» Dataset records:
"""
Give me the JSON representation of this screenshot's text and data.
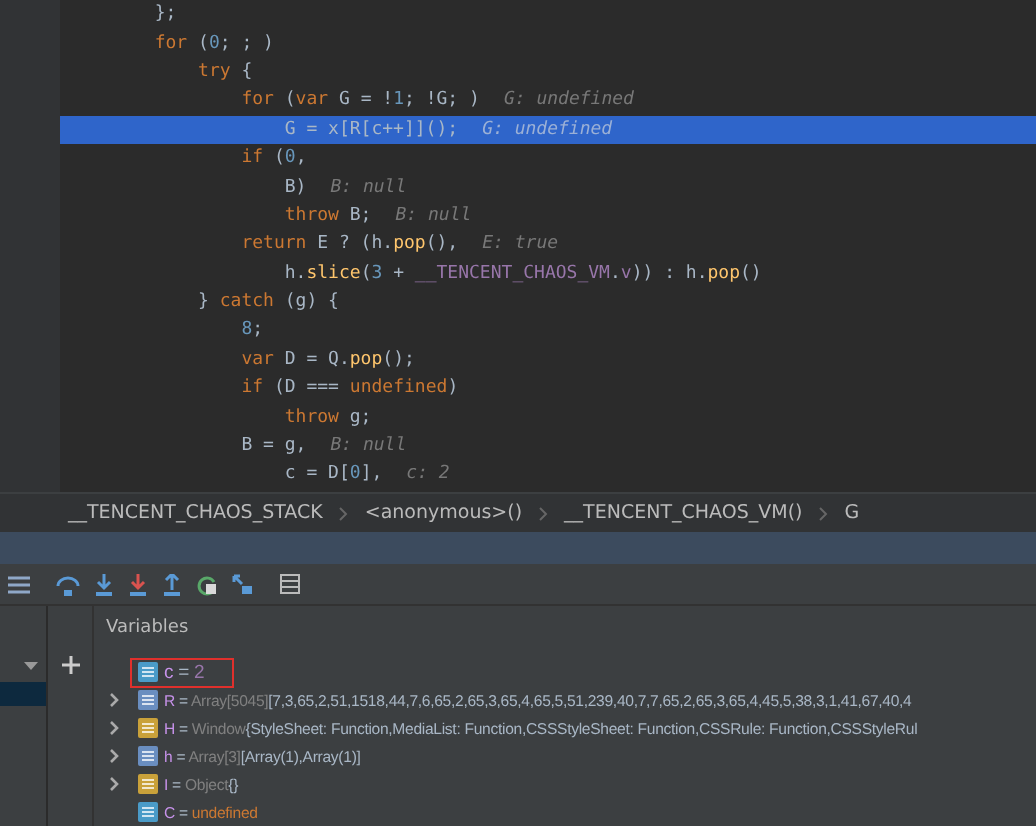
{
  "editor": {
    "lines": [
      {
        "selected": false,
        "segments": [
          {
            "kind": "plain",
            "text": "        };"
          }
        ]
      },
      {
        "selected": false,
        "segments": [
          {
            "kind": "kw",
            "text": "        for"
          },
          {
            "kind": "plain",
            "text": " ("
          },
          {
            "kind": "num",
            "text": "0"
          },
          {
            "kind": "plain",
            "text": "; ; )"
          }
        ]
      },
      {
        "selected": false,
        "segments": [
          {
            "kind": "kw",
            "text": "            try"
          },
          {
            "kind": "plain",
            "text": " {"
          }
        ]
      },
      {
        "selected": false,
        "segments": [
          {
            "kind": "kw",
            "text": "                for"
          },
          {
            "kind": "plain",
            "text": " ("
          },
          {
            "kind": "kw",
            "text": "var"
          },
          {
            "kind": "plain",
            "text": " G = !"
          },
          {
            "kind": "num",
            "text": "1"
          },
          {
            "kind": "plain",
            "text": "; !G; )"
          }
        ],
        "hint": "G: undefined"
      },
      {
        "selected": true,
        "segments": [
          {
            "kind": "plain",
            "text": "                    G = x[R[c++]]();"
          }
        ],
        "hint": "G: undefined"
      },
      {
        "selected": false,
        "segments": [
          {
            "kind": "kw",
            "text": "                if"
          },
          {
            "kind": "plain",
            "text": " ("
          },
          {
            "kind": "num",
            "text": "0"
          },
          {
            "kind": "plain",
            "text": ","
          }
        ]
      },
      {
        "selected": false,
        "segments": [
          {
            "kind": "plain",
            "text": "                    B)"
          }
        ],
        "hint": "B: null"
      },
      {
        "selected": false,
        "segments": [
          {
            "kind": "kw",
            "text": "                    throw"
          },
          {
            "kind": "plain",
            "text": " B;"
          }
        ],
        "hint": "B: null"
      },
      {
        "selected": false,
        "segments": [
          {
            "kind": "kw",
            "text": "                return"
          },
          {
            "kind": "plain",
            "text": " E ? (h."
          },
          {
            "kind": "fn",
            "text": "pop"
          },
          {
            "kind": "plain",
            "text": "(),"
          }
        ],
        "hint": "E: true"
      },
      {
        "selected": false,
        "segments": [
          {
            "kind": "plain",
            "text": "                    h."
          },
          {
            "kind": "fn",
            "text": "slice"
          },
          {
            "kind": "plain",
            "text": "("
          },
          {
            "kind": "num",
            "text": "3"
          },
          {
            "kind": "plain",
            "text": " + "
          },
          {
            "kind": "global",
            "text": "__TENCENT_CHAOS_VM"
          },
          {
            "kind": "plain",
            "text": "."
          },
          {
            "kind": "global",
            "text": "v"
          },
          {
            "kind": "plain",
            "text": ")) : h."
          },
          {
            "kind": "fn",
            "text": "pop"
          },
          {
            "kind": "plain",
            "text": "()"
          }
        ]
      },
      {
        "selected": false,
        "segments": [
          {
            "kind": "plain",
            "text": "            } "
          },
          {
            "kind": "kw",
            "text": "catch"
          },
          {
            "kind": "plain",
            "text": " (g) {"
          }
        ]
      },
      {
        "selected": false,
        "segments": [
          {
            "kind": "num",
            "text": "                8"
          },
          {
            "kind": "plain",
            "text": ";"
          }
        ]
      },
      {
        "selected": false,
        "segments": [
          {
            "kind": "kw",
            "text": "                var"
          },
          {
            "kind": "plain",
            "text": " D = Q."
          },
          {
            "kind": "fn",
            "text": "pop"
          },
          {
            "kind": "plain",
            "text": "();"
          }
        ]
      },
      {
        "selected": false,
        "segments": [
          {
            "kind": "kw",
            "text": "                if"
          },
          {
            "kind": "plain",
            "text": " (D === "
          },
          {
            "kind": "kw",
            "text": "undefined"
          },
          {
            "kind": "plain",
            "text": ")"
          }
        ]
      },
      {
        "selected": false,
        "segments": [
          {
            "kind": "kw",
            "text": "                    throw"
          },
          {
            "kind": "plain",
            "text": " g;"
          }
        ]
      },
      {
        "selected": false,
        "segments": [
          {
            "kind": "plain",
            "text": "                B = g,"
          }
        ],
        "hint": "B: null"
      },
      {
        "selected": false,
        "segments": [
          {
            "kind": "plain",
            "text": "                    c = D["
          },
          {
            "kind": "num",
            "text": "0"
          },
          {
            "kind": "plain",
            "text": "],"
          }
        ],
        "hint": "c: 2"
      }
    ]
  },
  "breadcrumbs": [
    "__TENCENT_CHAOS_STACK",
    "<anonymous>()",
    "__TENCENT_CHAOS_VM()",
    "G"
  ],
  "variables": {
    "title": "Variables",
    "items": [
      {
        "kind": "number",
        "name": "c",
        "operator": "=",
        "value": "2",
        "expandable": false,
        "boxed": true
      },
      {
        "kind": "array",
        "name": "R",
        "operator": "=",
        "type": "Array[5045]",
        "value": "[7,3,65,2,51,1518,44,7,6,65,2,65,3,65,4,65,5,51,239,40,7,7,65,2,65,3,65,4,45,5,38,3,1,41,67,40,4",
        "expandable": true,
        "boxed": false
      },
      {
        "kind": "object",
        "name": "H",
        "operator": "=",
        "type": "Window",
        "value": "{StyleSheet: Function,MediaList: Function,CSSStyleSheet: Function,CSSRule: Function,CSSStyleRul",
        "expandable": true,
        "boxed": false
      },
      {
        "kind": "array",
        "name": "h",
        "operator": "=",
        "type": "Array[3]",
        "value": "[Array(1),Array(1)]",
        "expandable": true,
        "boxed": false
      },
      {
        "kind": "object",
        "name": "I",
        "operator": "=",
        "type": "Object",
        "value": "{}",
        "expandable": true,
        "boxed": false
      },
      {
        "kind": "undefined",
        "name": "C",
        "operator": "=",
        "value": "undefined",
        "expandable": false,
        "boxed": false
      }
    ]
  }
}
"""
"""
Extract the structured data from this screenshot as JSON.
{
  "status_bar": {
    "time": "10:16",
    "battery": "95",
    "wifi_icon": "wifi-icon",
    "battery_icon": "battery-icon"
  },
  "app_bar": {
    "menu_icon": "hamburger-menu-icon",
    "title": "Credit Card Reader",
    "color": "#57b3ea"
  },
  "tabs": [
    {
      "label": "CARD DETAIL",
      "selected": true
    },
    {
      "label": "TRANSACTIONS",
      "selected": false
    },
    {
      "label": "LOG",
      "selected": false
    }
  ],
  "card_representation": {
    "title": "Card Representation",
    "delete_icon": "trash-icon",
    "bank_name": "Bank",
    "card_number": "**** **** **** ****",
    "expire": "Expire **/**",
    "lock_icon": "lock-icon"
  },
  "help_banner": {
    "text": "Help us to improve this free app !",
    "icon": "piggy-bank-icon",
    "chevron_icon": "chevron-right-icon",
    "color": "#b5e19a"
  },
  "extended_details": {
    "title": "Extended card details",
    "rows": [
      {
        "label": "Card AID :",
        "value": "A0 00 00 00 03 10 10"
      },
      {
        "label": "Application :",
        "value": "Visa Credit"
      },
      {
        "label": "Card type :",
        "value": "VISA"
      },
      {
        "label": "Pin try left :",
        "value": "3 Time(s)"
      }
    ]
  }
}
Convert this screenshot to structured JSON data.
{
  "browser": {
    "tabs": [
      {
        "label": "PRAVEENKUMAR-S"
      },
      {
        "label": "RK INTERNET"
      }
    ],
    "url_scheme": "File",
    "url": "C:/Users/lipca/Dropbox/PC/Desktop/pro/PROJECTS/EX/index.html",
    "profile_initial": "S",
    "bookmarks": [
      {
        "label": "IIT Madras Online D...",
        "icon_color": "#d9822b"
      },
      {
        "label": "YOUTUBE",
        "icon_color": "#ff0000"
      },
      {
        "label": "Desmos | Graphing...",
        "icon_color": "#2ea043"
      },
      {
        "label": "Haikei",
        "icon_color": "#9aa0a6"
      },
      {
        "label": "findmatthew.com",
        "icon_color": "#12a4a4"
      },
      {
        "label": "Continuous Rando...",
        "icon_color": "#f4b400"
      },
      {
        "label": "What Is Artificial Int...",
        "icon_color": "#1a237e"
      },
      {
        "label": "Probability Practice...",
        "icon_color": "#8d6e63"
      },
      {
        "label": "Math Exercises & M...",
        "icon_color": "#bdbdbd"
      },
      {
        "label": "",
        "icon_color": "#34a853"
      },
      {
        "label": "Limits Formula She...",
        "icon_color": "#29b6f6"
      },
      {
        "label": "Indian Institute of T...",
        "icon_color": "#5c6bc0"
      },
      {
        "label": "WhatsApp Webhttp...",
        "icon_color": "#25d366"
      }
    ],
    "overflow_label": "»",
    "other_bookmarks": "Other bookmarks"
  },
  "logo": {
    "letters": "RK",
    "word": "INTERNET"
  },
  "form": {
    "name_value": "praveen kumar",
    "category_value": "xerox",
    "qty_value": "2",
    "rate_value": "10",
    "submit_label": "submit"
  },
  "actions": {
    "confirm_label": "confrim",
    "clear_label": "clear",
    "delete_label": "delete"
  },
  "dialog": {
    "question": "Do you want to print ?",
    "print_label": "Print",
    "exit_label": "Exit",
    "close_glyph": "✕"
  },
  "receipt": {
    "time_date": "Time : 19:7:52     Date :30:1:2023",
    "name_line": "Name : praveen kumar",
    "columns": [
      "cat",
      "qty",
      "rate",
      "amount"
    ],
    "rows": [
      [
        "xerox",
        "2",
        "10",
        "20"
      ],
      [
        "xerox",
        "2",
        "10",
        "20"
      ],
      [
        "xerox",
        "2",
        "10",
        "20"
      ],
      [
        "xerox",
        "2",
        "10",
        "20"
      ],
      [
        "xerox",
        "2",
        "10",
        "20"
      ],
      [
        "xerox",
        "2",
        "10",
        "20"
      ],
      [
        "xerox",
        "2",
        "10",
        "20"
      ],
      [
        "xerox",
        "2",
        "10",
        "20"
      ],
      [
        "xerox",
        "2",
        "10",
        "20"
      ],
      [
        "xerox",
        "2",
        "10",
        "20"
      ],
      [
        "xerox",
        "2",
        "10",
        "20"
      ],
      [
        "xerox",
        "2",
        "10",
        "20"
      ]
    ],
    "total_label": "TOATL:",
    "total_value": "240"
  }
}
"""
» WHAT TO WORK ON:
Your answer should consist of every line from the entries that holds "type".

» PROBLEM SOLUTION:
        "type": "Array[5045]",
        "type": "Window",
        "type": "Array[3]",
        "type": "Object",
        "label": "Card type :",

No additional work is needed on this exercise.